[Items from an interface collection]
==========

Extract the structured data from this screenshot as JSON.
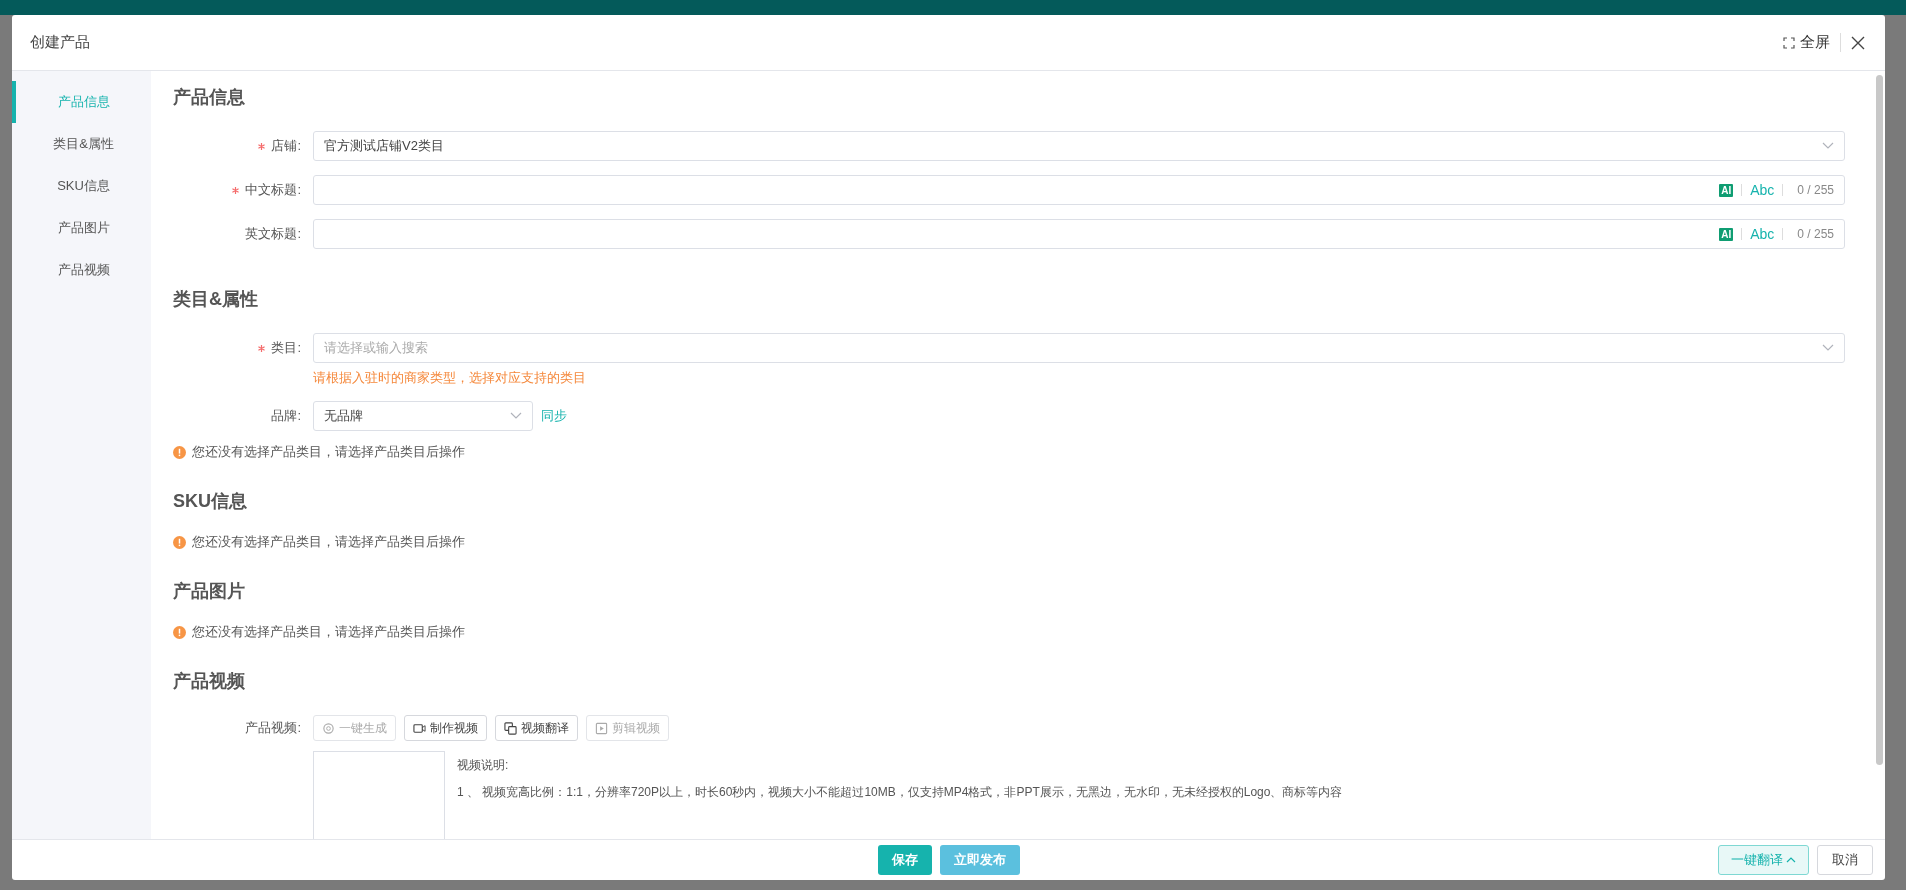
{
  "dialog": {
    "title": "创建产品",
    "fullscreen_label": "全屏"
  },
  "nav": [
    {
      "label": "产品信息",
      "selected": true
    },
    {
      "label": "类目&属性",
      "selected": false
    },
    {
      "label": "SKU信息",
      "selected": false
    },
    {
      "label": "产品图片",
      "selected": false
    },
    {
      "label": "产品视频",
      "selected": false
    }
  ],
  "product_info": {
    "heading": "产品信息",
    "fields": [
      {
        "label": "店铺:",
        "required": true,
        "kind": "select",
        "value": "官方测试店铺V2类目"
      },
      {
        "label": "中文标题:",
        "required": true,
        "kind": "title",
        "ai_label": "AI",
        "abc_label": "Abc",
        "counter": "0 / 255"
      },
      {
        "label": "英文标题:",
        "required": false,
        "kind": "title",
        "ai_label": "AI",
        "abc_label": "Abc",
        "counter": "0 / 255"
      }
    ]
  },
  "category": {
    "heading": "类目&属性",
    "fields": [
      {
        "label": "类目:",
        "required": true,
        "kind": "select",
        "placeholder": "请选择或输入搜索",
        "hint": "请根据入驻时的商家类型，选择对应支持的类目"
      },
      {
        "label": "品牌:",
        "required": false,
        "kind": "brand",
        "value": "无品牌",
        "link": "同步"
      }
    ],
    "notice": "您还没有选择产品类目，请选择产品类目后操作"
  },
  "sku": {
    "heading": "SKU信息",
    "notice": "您还没有选择产品类目，请选择产品类目后操作"
  },
  "images": {
    "heading": "产品图片",
    "notice": "您还没有选择产品类目，请选择产品类目后操作"
  },
  "video": {
    "heading": "产品视频",
    "label": "产品视频:",
    "buttons": [
      {
        "label": "一键生成",
        "disabled": true
      },
      {
        "label": "制作视频",
        "disabled": false
      },
      {
        "label": "视频翻译",
        "disabled": false
      },
      {
        "label": "剪辑视频",
        "disabled": true
      }
    ],
    "notes_title": "视频说明:",
    "notes": [
      "1 、 视频宽高比例：1:1，分辨率720P以上，时长60秒内，视频大小不能超过10MB，仅支持MP4格式，非PPT展示，无黑边，无水印，无未经授权的Logo、商标等内容"
    ]
  },
  "footer": {
    "save": "保存",
    "publish": "立即发布",
    "translate": "一键翻译",
    "cancel": "取消"
  }
}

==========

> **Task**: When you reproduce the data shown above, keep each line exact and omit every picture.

> **Response to this task**:
Extract the structured data from this screenshot as JSON.
{
  "dialog": {
    "title": "创建产品",
    "fullscreen_label": "全屏"
  },
  "nav": [
    {
      "label": "产品信息",
      "selected": true
    },
    {
      "label": "类目&属性",
      "selected": false
    },
    {
      "label": "SKU信息",
      "selected": false
    },
    {
      "label": "产品图片",
      "selected": false
    },
    {
      "label": "产品视频",
      "selected": false
    }
  ],
  "product_info": {
    "heading": "产品信息",
    "fields": [
      {
        "label": "店铺:",
        "required": true,
        "kind": "select",
        "value": "官方测试店铺V2类目"
      },
      {
        "label": "中文标题:",
        "required": true,
        "kind": "title",
        "ai_label": "AI",
        "abc_label": "Abc",
        "counter": "0 / 255"
      },
      {
        "label": "英文标题:",
        "required": false,
        "kind": "title",
        "ai_label": "AI",
        "abc_label": "Abc",
        "counter": "0 / 255"
      }
    ]
  },
  "category": {
    "heading": "类目&属性",
    "fields": [
      {
        "label": "类目:",
        "required": true,
        "kind": "select",
        "placeholder": "请选择或输入搜索",
        "hint": "请根据入驻时的商家类型，选择对应支持的类目"
      },
      {
        "label": "品牌:",
        "required": false,
        "kind": "brand",
        "value": "无品牌",
        "link": "同步"
      }
    ],
    "notice": "您还没有选择产品类目，请选择产品类目后操作"
  },
  "sku": {
    "heading": "SKU信息",
    "notice": "您还没有选择产品类目，请选择产品类目后操作"
  },
  "images": {
    "heading": "产品图片",
    "notice": "您还没有选择产品类目，请选择产品类目后操作"
  },
  "video": {
    "heading": "产品视频",
    "label": "产品视频:",
    "buttons": [
      {
        "label": "一键生成",
        "disabled": true
      },
      {
        "label": "制作视频",
        "disabled": false
      },
      {
        "label": "视频翻译",
        "disabled": false
      },
      {
        "label": "剪辑视频",
        "disabled": true
      }
    ],
    "notes_title": "视频说明:",
    "notes": [
      "1 、 视频宽高比例：1:1，分辨率720P以上，时长60秒内，视频大小不能超过10MB，仅支持MP4格式，非PPT展示，无黑边，无水印，无未经授权的Logo、商标等内容"
    ]
  },
  "footer": {
    "save": "保存",
    "publish": "立即发布",
    "translate": "一键翻译",
    "cancel": "取消"
  }
}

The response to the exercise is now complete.